    I also work in an environment where many users use large documents with auto numbered paragraphs/lists. The KEY to avoiding hassles (company policy) is the use of common templates with outline numbering as foundation.

    I cited the examples because the original post to this thread by AuthorAnne mentioned "struggling with larger document of more then 400 pages" containing what (my deduction) could be data in numerous lists (possibly numbered?).

    Similarly, Master Documents can be a headache, as discussed here: Once again, yes the article is rather melodramatic, particularly the final paragraph, (I have successfully used Master Documents extensively for many years) but does help explain what can go wrong. Forewarned is fore-armed. http://word.mvps.org/FAQs/General/Wh...ocsCorrupt.htm But, as stated before in an earlier post to this thread, I have found Word 2010 to be stable with single, complex, documents of up 234 pages. (There is no Master Docs functionality in Word 2010 anyway: It's been dropped[s][/s]). (See Edit below).

    Edit on 18 August 2010: PamCaswell has identified a "Master Documents" function somewhat hidden in Word 2010. As she states in a post lower down in this thread:

    "...The master document group still appears on the outline tab of the ribbon in W2010"

    And:

    "Terry:

    They have hidden it pretty well. First switch to outline view. The Outlining tab will appear. I don't use the outline view nearly as much as I did with W2003 & 2007, so I didn't find it on my own."

    Thanks, Pam. I had not discovered it (like Terry, so I am not alone in this!), hence my (incorrect) assertion that Master Docs is no-longer supported in Word 2010. My apologies to anyone I may have misled. "mea culpa" as an Ancient Roman would have said.
    (My Setup: Custom built: 4.00GHz Intel Core i7-6700K CPU; MSI Z170A Gaming Carbon Motherboard (Military Class III); Win 10 Pro (64 bit)-(UEFI-booted); 16GB RAM; 512GB SAMSUNG SD850 PRO SSD; 120GB SAMSUNG 840 SSD; Seagate 2TB Barracuda SATA6G HDD; 2 X GeForceGTX 1070 8GB Graphics Card (SLI); Office 2013 Prof (32-bit); MS Project 2013 (32-bit); Acronis TI 2017 Premium, Norton Internet Security, VMWare Workstation12 Pro). WD My Book 3 1TB USB External Backup Drive). Samsung 24" Curved HD Monitor.

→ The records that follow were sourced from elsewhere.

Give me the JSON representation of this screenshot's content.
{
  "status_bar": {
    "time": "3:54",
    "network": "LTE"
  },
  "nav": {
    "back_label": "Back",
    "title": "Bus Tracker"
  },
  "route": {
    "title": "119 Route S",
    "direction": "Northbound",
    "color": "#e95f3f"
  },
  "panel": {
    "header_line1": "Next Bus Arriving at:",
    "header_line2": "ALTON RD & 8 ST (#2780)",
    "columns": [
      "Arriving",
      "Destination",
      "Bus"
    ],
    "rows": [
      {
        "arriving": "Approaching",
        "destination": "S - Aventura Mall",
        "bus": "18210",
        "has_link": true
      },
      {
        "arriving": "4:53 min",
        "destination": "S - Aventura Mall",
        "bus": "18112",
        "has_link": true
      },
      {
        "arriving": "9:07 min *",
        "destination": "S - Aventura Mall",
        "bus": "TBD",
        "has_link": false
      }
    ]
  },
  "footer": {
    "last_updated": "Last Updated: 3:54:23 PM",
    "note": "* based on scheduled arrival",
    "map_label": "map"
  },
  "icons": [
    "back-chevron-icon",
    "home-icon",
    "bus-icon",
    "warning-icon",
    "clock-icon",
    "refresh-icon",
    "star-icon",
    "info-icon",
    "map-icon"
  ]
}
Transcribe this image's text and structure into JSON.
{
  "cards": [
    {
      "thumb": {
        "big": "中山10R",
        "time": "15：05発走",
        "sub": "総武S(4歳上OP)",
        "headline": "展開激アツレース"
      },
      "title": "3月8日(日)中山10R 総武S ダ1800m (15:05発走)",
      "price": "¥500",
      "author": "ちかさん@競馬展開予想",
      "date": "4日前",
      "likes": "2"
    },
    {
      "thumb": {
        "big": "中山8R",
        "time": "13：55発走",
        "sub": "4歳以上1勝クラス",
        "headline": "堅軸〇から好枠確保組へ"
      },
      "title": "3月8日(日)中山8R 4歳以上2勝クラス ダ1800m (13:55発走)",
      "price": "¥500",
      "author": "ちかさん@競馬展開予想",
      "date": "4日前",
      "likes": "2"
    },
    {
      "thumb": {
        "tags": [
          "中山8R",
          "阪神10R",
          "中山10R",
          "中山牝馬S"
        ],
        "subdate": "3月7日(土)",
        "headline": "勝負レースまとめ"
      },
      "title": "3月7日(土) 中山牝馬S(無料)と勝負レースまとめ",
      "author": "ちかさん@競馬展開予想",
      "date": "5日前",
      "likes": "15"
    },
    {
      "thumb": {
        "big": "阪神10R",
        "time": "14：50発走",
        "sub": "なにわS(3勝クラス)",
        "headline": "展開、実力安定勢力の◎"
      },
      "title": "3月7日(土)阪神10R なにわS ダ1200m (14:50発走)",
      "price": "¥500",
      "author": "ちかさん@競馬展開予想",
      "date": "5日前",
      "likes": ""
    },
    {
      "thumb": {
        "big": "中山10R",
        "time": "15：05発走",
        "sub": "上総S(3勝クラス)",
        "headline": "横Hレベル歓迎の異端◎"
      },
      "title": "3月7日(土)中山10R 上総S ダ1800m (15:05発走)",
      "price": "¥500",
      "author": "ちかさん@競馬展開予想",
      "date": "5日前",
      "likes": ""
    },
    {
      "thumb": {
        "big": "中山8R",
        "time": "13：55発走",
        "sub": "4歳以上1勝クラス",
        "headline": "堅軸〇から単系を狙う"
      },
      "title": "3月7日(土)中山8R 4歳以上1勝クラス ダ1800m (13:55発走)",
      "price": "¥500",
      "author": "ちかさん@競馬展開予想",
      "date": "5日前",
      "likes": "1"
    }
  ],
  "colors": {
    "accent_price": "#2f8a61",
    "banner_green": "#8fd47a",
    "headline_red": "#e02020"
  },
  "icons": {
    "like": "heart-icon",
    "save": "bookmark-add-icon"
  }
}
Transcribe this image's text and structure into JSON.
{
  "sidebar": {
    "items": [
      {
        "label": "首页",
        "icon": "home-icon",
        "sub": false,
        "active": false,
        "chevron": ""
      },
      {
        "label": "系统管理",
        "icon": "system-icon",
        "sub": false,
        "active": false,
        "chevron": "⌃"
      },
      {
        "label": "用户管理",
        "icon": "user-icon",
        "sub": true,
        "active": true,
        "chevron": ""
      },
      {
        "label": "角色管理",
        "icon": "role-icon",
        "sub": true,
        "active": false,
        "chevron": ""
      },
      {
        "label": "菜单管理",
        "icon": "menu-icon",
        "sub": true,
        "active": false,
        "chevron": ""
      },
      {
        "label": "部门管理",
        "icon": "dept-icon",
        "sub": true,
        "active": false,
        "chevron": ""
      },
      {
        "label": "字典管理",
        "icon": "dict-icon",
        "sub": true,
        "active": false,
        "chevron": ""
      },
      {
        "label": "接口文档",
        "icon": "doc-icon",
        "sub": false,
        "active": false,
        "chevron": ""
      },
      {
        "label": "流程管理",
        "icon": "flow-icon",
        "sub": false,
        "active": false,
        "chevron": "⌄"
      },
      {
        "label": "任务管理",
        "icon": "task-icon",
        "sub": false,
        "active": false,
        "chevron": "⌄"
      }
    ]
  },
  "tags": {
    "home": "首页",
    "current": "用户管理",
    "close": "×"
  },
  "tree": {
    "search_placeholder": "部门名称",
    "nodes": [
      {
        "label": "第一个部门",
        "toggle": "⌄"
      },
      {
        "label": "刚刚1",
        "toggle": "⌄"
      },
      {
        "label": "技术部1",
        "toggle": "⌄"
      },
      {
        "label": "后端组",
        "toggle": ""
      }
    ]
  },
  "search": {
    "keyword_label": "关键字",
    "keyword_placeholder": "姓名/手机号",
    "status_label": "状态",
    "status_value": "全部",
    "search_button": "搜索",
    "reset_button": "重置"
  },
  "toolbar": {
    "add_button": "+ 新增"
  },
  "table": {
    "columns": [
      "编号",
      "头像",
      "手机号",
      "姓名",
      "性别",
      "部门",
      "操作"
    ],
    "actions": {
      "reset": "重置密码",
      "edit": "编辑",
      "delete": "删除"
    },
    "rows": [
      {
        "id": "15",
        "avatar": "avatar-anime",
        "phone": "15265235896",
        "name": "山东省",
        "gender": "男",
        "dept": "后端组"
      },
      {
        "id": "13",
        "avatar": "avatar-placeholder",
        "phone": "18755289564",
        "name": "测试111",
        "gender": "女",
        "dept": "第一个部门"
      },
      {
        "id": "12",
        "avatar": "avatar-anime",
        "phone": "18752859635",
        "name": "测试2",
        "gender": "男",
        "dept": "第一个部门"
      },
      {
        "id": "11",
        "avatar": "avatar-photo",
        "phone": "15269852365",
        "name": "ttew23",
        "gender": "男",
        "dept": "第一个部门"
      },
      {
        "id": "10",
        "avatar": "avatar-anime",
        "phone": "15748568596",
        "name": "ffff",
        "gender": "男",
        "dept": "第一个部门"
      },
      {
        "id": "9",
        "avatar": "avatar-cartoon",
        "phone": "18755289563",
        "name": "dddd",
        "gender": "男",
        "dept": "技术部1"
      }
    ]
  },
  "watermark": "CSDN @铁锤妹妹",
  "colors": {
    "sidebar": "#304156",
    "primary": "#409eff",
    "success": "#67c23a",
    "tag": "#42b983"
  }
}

  14. #14
    Star Lounger
    Join Date
    May 2007
    Location
    Gloucester, Gloucestershire
    Posts
    60
    Thanks
    1
    Thanked 0 Times in 0 Posts
    Peter and Gary,

    Yes, the document does contain some auto-numbered lists, which I handle using styles. The only problem that I've ever had is trying to restart a list from '1' when the option to restart has been greyed out, but I've found a way round it (by restarting the next numbered item at '1' and then deleting the numbered item that had the Restart option greyed out - but that's an entirely separate issue).

    There's certainly no issue with other users editing the documents, since I am the sole technical writer here.

    I will give Word 2010 a test drive after my holiday - thank you Joe for providing a link to the trial version.

    Many thanks for all the responses. I will post back after trying Word 2010 and let you know how well it handles the 400-page document.

    Anne

  15. #15
    5 Star Lounger petesmst's Avatar
    Join Date
    Dec 2009
    Location
    Cape Town, South Africa
    Posts
    790
    Thanks
    38
    Thanked 43 Times in 33 Posts
    Thanks Anne. Good luck. I hope you will find Word 2010 an improvement (I cerainly have, despite that darned ribbon which I am still adjusting to, in between using Ubit Menu when I am under pressure to get a document finshed within deadline).
    (My Setup: Custom built: 4.00GHz Intel Core i7-6700K CPU; MSI Z170A Gaming Carbon Motherboard (Military Class III); Win 10 Pro (64 bit)-(UEFI-booted); 16GB RAM; 512GB SAMSUNG SD850 PRO SSD; 120GB SAMSUNG 840 SSD; Seagate 2TB Barracuda SATA6G HDD; 2 X GeForceGTX 1070 8GB Graphics Card (SLI); Office 2013 Prof (32-bit); MS Project 2013 (32-bit); Acronis TI 2017 Premium, Norton Internet Security, VMWare Workstation12 Pro). WD My Book 3 1TB USB External Backup Drive). Samsung 24" Curved HD Monitor.

Page 1 of 2 12 LastLast

Posting Permissions

  • You may not post new threads
  • You may not post replies
  • You may not post attachments
  • You may not edit your posts
  •